▶ _EXERCISE INSTRUCTIONS_
Filter the entries for the word "JSON". Copy each line in which it occurs.

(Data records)
···

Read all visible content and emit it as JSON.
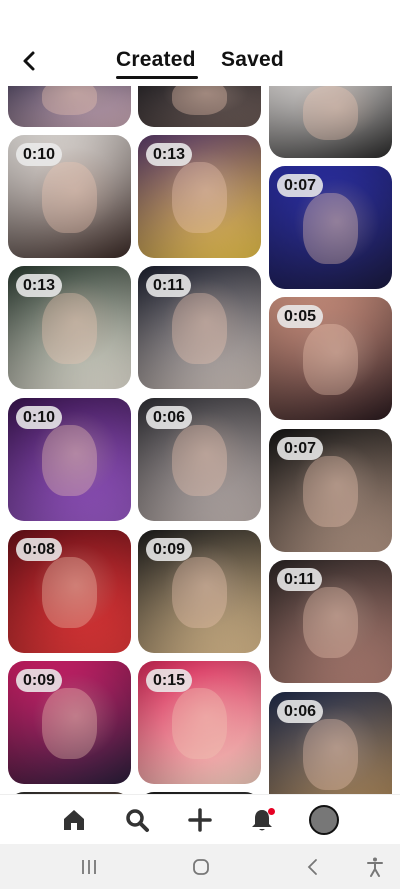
{
  "header": {
    "tabs": [
      {
        "label": "Created",
        "active": true
      },
      {
        "label": "Saved",
        "active": false
      }
    ]
  },
  "pins": [
    {
      "duration": "",
      "colors": [
        "#3a3550",
        "#c9a8b4"
      ]
    },
    {
      "duration": "",
      "colors": [
        "#1a1a1f",
        "#6b5a55"
      ]
    },
    {
      "duration": "",
      "colors": [
        "#ece8e6",
        "#2a2a2a"
      ]
    },
    {
      "duration": "0:10",
      "colors": [
        "#f0ece8",
        "#3a2a26"
      ]
    },
    {
      "duration": "0:13",
      "colors": [
        "#5a3b6a",
        "#e8c24a"
      ]
    },
    {
      "duration": "0:07",
      "colors": [
        "#2b2fa8",
        "#1a1a40"
      ]
    },
    {
      "duration": "0:13",
      "colors": [
        "#2a3a30",
        "#e8e4d8"
      ]
    },
    {
      "duration": "0:11",
      "colors": [
        "#1b1f2e",
        "#d0c4bc"
      ]
    },
    {
      "duration": "0:05",
      "colors": [
        "#d89a86",
        "#2a1a1e"
      ]
    },
    {
      "duration": "0:10",
      "colors": [
        "#3a1550",
        "#9a5ac8"
      ]
    },
    {
      "duration": "0:06",
      "colors": [
        "#2e2e34",
        "#c4b8b4"
      ]
    },
    {
      "duration": "0:07",
      "colors": [
        "#141414",
        "#b89a88"
      ]
    },
    {
      "duration": "0:08",
      "colors": [
        "#6a1018",
        "#e83a3a"
      ]
    },
    {
      "duration": "0:09",
      "colors": [
        "#1c1c1c",
        "#e0c090"
      ]
    },
    {
      "duration": "0:11",
      "colors": [
        "#2a2424",
        "#b88478"
      ]
    },
    {
      "duration": "0:09",
      "colors": [
        "#d81f6a",
        "#2a1e3a"
      ]
    },
    {
      "duration": "0:15",
      "colors": [
        "#d8285a",
        "#f4d0c0"
      ]
    },
    {
      "duration": "0:06",
      "colors": [
        "#1e2a4a",
        "#b48c58"
      ]
    },
    {
      "duration": "",
      "colors": [
        "#2a2a2a",
        "#8a6a50"
      ]
    },
    {
      "duration": "",
      "colors": [
        "#1a1a1a",
        "#4a4a4a"
      ]
    }
  ],
  "bottom_nav": {
    "items": [
      "home-icon",
      "search-icon",
      "add-icon",
      "notifications-icon",
      "profile-avatar"
    ],
    "notification_dot_color": "#e60023"
  },
  "system_nav": {
    "items": [
      "recent-apps-icon",
      "home-circle-icon",
      "back-icon",
      "accessibility-icon"
    ]
  }
}
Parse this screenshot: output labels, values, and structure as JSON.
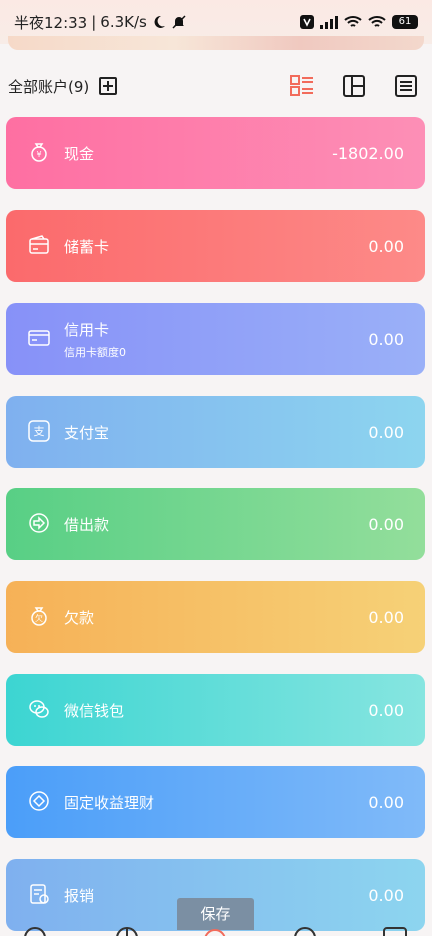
{
  "status": {
    "time": "半夜12:33",
    "speed": "6.3K/s",
    "battery": "61"
  },
  "header": {
    "title": "全部账户(9)"
  },
  "accounts": [
    {
      "name": "现金",
      "sub": "",
      "amount": "-1802.00",
      "icon": "money-bag-icon",
      "colors": [
        "#fe6fa2",
        "#fd8fb6"
      ]
    },
    {
      "name": "储蓄卡",
      "sub": "",
      "amount": "0.00",
      "icon": "wallet-icon",
      "colors": [
        "#fb6a6c",
        "#fd8a88"
      ]
    },
    {
      "name": "信用卡",
      "sub": "信用卡额度0",
      "amount": "0.00",
      "icon": "credit-card-icon",
      "colors": [
        "#8791f8",
        "#9ab0f8"
      ]
    },
    {
      "name": "支付宝",
      "sub": "",
      "amount": "0.00",
      "icon": "alipay-icon",
      "colors": [
        "#7fb0ef",
        "#8dd5ef"
      ]
    },
    {
      "name": "借出款",
      "sub": "",
      "amount": "0.00",
      "icon": "lend-icon",
      "colors": [
        "#58cf85",
        "#93de9b"
      ]
    },
    {
      "name": "欠款",
      "sub": "",
      "amount": "0.00",
      "icon": "debt-bag-icon",
      "colors": [
        "#f6b157",
        "#f6d177"
      ]
    },
    {
      "name": "微信钱包",
      "sub": "",
      "amount": "0.00",
      "icon": "wechat-icon",
      "colors": [
        "#3cd5d2",
        "#86e5e0"
      ]
    },
    {
      "name": "固定收益理财",
      "sub": "",
      "amount": "0.00",
      "icon": "diamond-icon",
      "colors": [
        "#4b9ef9",
        "#80baf9"
      ]
    },
    {
      "name": "报销",
      "sub": "",
      "amount": "0.00",
      "icon": "reimburse-icon",
      "colors": [
        "#7fb0ef",
        "#8dd5ef"
      ]
    }
  ],
  "save_label": "保存"
}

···

▶ _EXERCISE OUTPUT_
Read all visible content and emit it as JSON.
Parse this screenshot: output labels, values, and structure as JSON.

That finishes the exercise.